— ASSIGNED TASK —
In the entries below, count every line with the word "SrsHttpStreamServer". Return only the count.

--- RECORDS FOR THE EXERCISE ---

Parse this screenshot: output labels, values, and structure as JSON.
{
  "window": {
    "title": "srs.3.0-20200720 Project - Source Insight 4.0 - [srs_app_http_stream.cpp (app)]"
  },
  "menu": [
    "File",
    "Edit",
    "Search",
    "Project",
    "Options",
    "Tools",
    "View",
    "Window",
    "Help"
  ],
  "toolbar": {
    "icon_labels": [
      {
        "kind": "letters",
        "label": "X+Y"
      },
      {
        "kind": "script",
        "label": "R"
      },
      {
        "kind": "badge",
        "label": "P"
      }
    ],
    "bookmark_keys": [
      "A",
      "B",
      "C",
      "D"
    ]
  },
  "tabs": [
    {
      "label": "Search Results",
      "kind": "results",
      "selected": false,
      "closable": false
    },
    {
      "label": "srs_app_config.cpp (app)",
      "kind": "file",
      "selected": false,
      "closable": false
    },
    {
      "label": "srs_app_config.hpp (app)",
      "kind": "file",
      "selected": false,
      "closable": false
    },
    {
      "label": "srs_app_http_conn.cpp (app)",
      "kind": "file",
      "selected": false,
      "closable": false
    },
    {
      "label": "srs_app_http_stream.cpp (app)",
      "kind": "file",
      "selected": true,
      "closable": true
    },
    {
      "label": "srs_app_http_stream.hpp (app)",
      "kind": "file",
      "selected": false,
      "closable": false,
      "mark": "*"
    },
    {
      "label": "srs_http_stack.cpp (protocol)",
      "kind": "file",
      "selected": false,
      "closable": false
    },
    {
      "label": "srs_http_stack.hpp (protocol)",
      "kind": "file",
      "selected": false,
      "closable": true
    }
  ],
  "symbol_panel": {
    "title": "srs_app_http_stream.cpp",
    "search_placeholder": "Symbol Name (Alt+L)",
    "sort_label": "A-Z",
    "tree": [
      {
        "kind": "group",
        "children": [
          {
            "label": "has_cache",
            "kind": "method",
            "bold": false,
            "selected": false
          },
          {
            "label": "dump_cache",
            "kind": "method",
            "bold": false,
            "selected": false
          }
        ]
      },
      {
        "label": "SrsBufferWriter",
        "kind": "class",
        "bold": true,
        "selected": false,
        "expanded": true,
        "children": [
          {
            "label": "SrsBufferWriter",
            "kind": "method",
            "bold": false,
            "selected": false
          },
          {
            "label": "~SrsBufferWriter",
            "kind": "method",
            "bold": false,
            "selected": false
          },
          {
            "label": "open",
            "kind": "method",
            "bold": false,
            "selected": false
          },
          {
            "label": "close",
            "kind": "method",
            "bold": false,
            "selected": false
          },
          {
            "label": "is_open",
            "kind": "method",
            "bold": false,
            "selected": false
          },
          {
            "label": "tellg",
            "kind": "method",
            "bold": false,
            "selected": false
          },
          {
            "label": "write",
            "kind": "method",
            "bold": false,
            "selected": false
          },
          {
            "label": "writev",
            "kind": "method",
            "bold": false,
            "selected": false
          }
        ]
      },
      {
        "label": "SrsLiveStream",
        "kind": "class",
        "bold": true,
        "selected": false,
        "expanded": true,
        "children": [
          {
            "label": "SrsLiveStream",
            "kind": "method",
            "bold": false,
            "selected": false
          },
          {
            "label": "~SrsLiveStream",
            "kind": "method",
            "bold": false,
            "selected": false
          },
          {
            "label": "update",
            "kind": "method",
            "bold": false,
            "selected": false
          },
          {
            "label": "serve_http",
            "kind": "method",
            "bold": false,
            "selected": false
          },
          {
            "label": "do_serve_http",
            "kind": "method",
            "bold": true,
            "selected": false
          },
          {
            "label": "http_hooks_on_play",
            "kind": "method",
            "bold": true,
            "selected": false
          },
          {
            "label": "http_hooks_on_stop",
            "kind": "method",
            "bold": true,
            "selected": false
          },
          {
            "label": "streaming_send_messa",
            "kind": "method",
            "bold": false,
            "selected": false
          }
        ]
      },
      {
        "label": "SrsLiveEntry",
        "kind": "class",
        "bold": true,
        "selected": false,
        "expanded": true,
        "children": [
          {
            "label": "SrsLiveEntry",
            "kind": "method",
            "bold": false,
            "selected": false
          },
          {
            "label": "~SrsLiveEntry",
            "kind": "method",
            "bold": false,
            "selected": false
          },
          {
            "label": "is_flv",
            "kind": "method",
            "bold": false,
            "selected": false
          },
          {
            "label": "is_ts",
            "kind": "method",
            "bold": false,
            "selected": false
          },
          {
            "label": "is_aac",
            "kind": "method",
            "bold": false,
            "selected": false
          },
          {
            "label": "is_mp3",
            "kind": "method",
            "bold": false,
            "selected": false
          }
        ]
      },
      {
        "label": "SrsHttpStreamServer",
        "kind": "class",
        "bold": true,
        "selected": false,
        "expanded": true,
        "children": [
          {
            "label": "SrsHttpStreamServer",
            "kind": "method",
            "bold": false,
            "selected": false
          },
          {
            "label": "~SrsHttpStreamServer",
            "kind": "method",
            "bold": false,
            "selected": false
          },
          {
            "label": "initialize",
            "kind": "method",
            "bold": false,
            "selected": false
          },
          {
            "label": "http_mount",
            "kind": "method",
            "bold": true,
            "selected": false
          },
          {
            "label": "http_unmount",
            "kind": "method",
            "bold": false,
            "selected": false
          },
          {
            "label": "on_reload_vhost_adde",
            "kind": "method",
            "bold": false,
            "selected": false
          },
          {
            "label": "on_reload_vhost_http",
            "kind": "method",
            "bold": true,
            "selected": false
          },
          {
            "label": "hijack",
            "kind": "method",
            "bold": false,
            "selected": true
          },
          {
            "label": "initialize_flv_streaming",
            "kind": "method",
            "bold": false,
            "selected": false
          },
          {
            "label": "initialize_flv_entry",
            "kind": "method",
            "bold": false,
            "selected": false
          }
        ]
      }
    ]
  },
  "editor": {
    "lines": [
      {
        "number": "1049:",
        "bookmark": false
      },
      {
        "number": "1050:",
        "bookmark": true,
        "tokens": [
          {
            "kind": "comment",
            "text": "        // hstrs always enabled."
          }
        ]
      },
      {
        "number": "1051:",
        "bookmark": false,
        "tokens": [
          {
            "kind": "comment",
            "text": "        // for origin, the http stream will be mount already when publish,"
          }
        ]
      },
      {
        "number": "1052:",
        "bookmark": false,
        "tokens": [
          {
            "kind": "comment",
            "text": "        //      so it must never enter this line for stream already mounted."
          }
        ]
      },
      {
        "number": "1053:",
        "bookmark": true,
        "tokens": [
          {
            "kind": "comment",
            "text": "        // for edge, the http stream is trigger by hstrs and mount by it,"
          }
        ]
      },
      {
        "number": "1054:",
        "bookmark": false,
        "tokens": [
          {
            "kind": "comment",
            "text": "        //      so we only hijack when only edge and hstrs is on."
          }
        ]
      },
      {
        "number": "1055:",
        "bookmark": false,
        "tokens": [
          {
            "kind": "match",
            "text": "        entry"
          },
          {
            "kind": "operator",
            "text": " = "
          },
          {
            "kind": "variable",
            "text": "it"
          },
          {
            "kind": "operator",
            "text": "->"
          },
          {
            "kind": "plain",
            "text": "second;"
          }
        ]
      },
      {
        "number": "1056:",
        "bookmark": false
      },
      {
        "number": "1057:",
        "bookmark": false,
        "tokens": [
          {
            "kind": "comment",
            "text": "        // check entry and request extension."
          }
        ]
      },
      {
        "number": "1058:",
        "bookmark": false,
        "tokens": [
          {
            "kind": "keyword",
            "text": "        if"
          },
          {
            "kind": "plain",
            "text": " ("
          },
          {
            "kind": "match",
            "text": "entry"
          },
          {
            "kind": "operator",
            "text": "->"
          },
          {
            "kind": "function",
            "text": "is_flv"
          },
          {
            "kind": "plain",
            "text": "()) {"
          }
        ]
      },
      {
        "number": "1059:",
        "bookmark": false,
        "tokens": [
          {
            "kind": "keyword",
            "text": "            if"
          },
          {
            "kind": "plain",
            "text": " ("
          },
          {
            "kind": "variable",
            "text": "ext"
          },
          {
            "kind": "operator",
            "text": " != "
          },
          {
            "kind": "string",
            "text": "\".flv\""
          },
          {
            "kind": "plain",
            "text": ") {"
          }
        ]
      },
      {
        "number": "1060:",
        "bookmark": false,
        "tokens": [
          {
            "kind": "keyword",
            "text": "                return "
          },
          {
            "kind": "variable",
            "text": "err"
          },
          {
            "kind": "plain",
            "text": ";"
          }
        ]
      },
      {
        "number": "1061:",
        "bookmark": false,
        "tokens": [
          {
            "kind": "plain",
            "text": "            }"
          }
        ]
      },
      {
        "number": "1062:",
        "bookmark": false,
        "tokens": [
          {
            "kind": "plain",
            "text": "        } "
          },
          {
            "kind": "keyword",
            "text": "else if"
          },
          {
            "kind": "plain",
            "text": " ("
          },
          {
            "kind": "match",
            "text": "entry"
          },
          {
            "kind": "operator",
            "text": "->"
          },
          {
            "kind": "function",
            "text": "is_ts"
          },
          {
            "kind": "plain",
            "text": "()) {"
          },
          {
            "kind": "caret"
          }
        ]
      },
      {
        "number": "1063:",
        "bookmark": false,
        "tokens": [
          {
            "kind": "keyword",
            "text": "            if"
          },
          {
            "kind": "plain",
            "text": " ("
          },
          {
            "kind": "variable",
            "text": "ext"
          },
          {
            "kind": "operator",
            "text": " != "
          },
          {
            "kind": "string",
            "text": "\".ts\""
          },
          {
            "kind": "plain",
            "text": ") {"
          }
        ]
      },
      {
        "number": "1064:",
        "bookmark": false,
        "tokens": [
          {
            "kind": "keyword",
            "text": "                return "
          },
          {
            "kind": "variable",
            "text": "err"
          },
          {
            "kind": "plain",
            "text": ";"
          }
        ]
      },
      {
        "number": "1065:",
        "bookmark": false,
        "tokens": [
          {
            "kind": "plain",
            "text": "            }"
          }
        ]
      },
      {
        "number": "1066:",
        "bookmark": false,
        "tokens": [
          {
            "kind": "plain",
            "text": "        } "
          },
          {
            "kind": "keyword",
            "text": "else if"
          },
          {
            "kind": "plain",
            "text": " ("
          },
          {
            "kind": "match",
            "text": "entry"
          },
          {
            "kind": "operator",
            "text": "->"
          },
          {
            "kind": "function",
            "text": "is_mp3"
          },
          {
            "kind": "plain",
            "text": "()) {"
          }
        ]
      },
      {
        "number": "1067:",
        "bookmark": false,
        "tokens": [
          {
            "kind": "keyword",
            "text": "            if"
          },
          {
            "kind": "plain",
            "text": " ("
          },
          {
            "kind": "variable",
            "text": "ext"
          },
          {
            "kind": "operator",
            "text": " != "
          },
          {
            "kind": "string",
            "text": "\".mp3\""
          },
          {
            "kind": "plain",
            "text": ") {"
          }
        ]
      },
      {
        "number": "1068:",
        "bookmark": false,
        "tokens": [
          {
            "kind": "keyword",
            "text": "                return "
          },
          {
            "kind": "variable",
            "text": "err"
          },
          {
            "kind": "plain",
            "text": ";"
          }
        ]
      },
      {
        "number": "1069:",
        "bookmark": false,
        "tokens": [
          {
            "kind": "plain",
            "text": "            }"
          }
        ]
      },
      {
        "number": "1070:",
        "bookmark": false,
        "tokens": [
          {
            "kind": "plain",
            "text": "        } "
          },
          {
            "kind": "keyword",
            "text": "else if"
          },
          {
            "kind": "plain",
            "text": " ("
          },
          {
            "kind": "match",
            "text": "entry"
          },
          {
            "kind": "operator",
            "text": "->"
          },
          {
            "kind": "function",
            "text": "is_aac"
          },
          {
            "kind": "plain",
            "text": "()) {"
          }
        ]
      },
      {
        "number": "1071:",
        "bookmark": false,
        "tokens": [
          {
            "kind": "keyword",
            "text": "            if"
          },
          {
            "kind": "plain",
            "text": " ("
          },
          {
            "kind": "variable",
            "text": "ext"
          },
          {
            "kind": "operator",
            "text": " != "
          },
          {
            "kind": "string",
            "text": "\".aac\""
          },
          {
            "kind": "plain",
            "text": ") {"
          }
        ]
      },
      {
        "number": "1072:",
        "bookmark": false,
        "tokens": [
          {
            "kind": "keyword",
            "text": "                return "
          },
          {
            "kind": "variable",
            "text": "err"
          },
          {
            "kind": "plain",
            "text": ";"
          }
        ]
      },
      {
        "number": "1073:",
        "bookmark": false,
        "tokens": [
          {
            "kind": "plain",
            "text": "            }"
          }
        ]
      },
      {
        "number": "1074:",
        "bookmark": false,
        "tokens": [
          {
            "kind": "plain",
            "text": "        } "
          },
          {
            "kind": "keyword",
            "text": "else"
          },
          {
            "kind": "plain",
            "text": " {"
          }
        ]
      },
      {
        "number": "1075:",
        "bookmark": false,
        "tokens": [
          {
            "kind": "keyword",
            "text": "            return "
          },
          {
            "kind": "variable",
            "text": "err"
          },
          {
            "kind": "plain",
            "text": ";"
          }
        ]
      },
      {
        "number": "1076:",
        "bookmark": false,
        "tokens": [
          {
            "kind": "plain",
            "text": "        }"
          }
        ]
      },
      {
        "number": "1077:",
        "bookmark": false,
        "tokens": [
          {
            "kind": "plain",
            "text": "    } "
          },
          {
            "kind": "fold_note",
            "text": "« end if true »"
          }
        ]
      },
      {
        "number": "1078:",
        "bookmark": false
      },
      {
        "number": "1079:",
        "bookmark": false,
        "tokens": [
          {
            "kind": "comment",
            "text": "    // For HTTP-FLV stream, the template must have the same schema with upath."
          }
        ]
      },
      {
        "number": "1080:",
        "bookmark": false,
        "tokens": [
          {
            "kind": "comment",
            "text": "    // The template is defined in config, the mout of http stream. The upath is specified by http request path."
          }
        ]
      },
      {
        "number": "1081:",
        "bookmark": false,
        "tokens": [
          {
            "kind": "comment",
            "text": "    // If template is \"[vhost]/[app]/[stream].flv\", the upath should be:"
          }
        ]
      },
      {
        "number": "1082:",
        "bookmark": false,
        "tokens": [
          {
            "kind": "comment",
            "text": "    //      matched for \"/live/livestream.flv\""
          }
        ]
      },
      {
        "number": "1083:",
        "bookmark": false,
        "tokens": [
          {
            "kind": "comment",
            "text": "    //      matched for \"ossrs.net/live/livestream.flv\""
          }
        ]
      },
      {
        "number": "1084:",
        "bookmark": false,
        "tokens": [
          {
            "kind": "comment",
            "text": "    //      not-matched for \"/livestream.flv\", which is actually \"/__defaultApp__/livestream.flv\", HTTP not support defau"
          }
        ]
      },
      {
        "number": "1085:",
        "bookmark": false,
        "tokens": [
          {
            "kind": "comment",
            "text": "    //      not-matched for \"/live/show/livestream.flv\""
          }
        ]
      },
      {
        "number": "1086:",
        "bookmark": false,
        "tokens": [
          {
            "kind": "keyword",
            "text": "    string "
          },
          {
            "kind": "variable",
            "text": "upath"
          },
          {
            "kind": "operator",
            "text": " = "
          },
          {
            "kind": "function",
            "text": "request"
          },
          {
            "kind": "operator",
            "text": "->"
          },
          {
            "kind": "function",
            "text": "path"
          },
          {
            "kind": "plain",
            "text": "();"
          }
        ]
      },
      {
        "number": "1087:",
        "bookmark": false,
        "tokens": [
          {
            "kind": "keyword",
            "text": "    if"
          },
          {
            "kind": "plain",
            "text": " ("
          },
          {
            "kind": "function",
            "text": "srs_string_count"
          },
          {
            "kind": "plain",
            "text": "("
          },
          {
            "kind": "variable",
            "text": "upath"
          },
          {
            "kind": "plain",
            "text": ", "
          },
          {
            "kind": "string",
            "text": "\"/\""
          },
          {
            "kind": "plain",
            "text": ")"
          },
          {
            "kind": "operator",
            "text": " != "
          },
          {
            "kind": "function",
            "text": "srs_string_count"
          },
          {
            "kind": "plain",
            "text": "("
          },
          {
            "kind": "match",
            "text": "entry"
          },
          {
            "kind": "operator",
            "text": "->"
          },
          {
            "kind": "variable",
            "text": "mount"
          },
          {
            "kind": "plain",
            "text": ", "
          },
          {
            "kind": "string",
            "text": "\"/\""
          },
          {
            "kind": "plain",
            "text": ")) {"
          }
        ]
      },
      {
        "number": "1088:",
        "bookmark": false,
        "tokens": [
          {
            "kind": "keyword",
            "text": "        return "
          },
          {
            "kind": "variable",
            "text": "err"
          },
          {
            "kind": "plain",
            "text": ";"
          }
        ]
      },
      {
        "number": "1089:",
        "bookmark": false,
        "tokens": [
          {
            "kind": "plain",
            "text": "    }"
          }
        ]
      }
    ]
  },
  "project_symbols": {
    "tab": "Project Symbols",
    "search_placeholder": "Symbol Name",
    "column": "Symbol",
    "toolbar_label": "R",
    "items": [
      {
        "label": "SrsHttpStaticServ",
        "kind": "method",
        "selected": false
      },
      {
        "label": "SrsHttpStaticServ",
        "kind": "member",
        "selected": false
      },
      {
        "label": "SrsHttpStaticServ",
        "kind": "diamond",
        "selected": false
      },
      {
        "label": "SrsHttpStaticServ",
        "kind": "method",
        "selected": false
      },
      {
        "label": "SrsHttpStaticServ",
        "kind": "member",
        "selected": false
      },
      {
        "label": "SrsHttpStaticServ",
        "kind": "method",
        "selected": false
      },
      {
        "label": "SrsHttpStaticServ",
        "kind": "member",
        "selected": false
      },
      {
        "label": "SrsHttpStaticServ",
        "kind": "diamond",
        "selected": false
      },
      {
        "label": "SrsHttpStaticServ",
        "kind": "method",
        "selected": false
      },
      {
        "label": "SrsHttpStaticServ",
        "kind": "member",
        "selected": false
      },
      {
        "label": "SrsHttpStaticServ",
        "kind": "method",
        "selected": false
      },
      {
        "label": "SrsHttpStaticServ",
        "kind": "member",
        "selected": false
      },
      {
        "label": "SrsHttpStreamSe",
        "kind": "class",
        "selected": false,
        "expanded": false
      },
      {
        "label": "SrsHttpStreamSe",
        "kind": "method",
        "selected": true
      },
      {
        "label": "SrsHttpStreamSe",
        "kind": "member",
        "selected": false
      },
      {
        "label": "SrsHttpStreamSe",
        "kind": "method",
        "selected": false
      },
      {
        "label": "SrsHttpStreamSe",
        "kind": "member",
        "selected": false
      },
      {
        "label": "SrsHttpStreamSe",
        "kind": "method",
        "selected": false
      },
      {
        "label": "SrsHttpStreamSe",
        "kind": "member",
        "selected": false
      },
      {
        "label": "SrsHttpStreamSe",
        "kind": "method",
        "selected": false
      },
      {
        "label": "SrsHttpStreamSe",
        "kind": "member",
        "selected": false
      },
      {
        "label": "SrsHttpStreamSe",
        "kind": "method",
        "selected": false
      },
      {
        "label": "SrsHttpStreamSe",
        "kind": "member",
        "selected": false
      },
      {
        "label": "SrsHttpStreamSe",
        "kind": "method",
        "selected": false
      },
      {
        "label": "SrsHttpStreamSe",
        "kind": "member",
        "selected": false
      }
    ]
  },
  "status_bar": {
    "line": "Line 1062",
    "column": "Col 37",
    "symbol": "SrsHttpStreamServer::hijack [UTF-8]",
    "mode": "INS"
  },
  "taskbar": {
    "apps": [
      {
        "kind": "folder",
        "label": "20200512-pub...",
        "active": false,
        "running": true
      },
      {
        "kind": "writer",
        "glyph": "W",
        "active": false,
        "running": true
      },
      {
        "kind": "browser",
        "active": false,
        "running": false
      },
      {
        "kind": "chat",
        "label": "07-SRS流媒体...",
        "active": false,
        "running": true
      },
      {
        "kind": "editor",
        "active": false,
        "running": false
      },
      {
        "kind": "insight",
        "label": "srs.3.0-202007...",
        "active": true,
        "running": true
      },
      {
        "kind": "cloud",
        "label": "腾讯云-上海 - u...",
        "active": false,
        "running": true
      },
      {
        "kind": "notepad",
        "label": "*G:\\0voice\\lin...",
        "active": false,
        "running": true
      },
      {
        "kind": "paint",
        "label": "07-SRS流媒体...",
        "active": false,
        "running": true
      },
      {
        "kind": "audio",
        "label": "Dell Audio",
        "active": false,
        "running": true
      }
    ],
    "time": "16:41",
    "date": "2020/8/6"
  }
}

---

— ANSWER TO THIS TASK —
4